Daniel offered this for advice for current HMJDS students: “Students should remember to work hard at whatever they decide to do. No matter what it is that you choose, put focused time and effort into it. Whether it is sports, arts, schoolwork, friendships, etc., always dedicate yourself 110 percent.”
Vinitsky is proud of his HMJDS education and hopes that all students will find their passion, work hard, and have fun while pursuing it.
What I Learned at the Day School
HMJDS Alumni Matan Appelbaum Reflects
This spring I graduated college and, for the first time in many years, had no immediate obligations, projects, or work of any kind. Reflecting back on all of the experiences leading up to graduation from Princeton, there were a few parts of my time at HMJDS (then known as MJDS) that proved critical in my growth as a student, leader, and community member.
One of my fondest memories from the day school was a semi-regular occurrence in Mr. Portnoe’s math and Judaica classes, where the structured part of a lesson would end and we would have an open question-and-answer session. Students chose the questions. We might ask to review a difficult concept or inquire about a new, advanced topic. This gave us practice in coming up with the right questions, not just the right answers. Years later, as a mathematics major, I would often work on problems where progress was best made by challenging the questions, or looking to see how far I could push the concepts I learned in class.

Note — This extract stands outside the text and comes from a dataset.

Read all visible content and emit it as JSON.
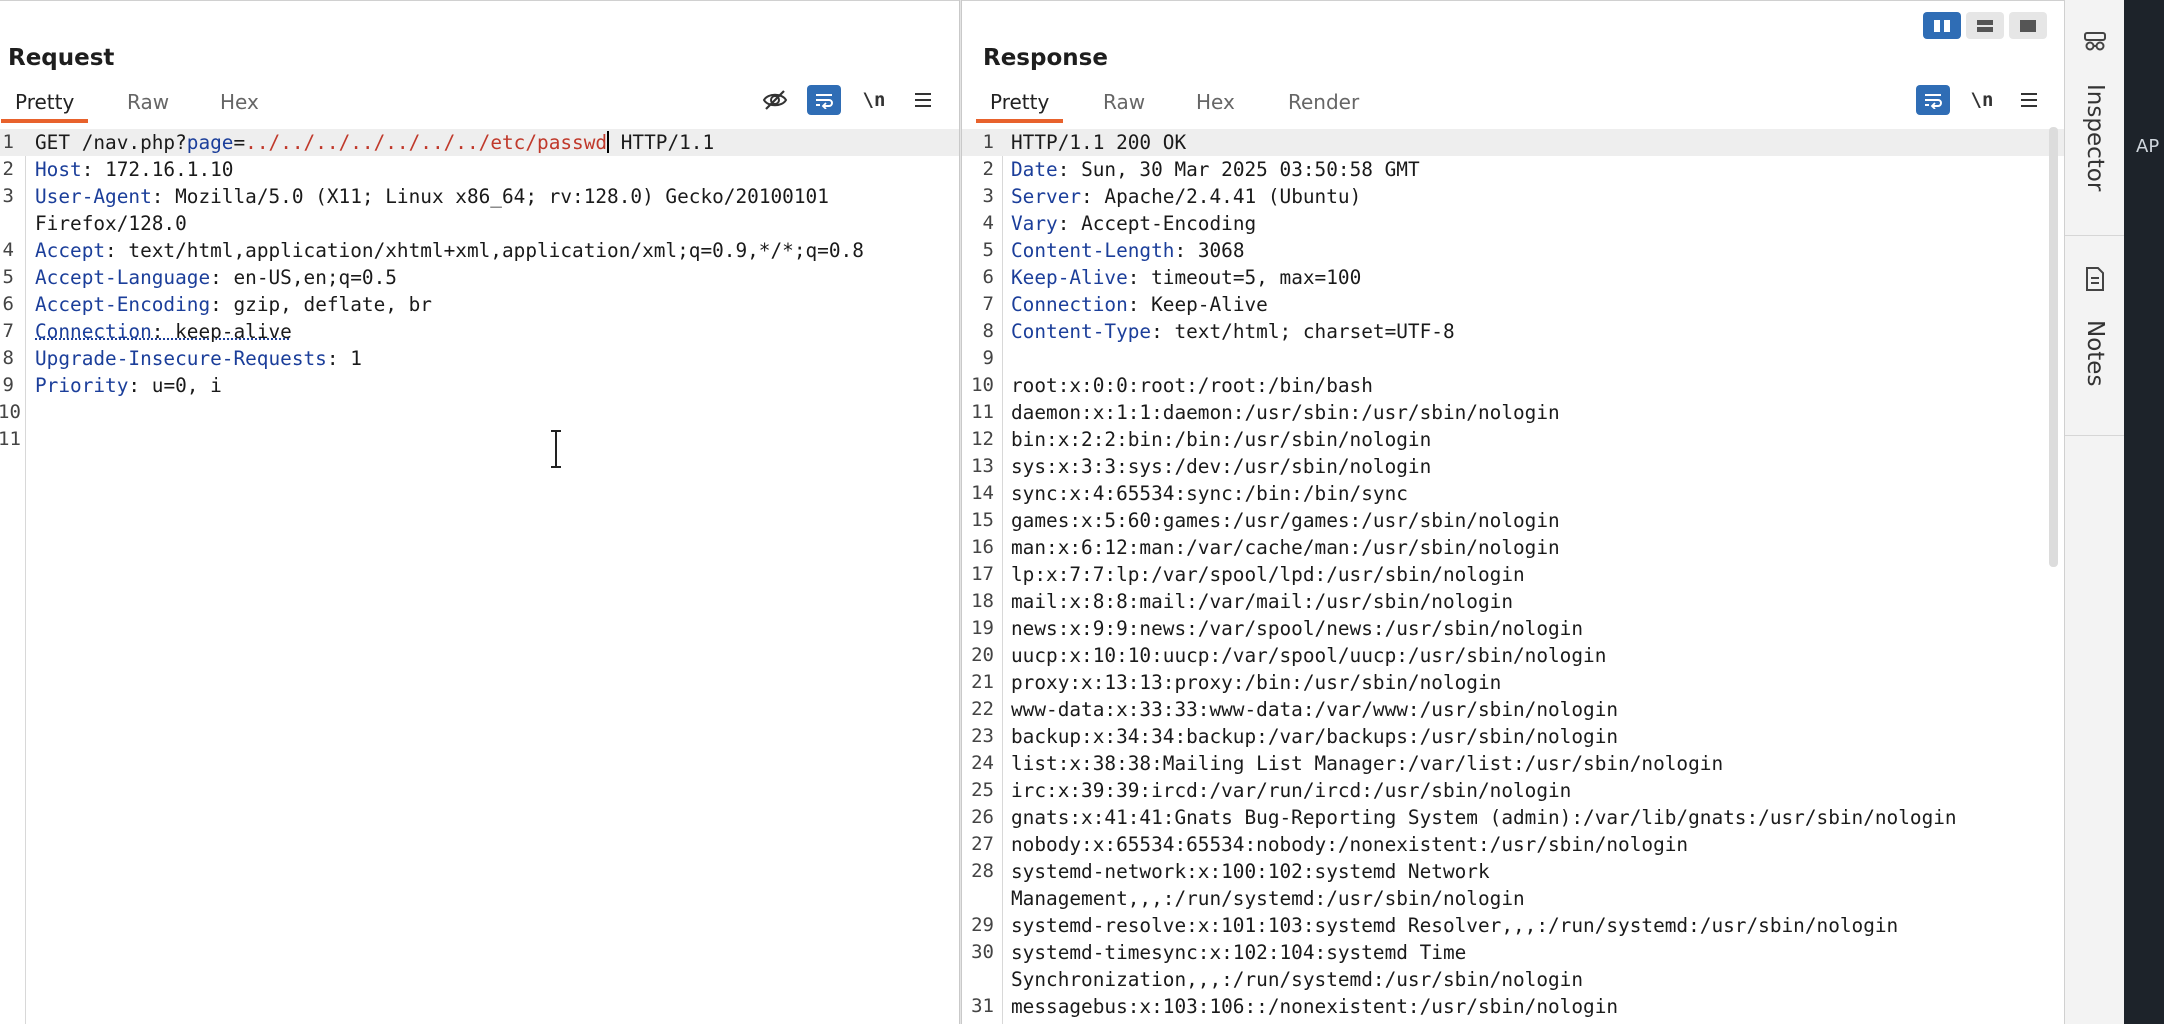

The teachers at HMJDS were all extremely supportive of me as a student and encouraged me to engage deeply in what I was learning. They also encouraged me to study the subjects that interested me most, which at the time were math and sciences. My decision to major in mathematics and minor in computer science came partially from the confidence I received from my teachers that I would be successful.
Between day school and Princeton I attended St. Louis Park High School. I went in with a group of friends from HMJDS and remained connected to the HMJDS community and the Jewish community as a whole. The support and connections I had at HMJDS taught me the value of finding a strong community and being an engaged member. At Princeton I sought out communities of value and took on leadership roles in the communities I joined. The volunteer involvement at HMJDS taught me how to connect my volunteer and leadership activities to the needs of the community.
In October I started working as a software engineer at Facebook. I quickly learned my new surroundings and selected a team to join. I am certain the experiences and lessons learned from HMJDS will help guide me as I go forward.
HMJDS alumna and St. Louis Park High School senior Jamie Halper (second from left) at a gathering of National Merit Semifinalists to honor their inspirational teachers in December, 2015. Jamie invited her HMJDS fifth grade teacher Maia Poling, HMJDS math teacher Tim Broms (at right), and St. Louis Park High science teacher Alan Wachutka (far left). Jamie chose to honor these teachers “because each one has helped me love learning,” she said.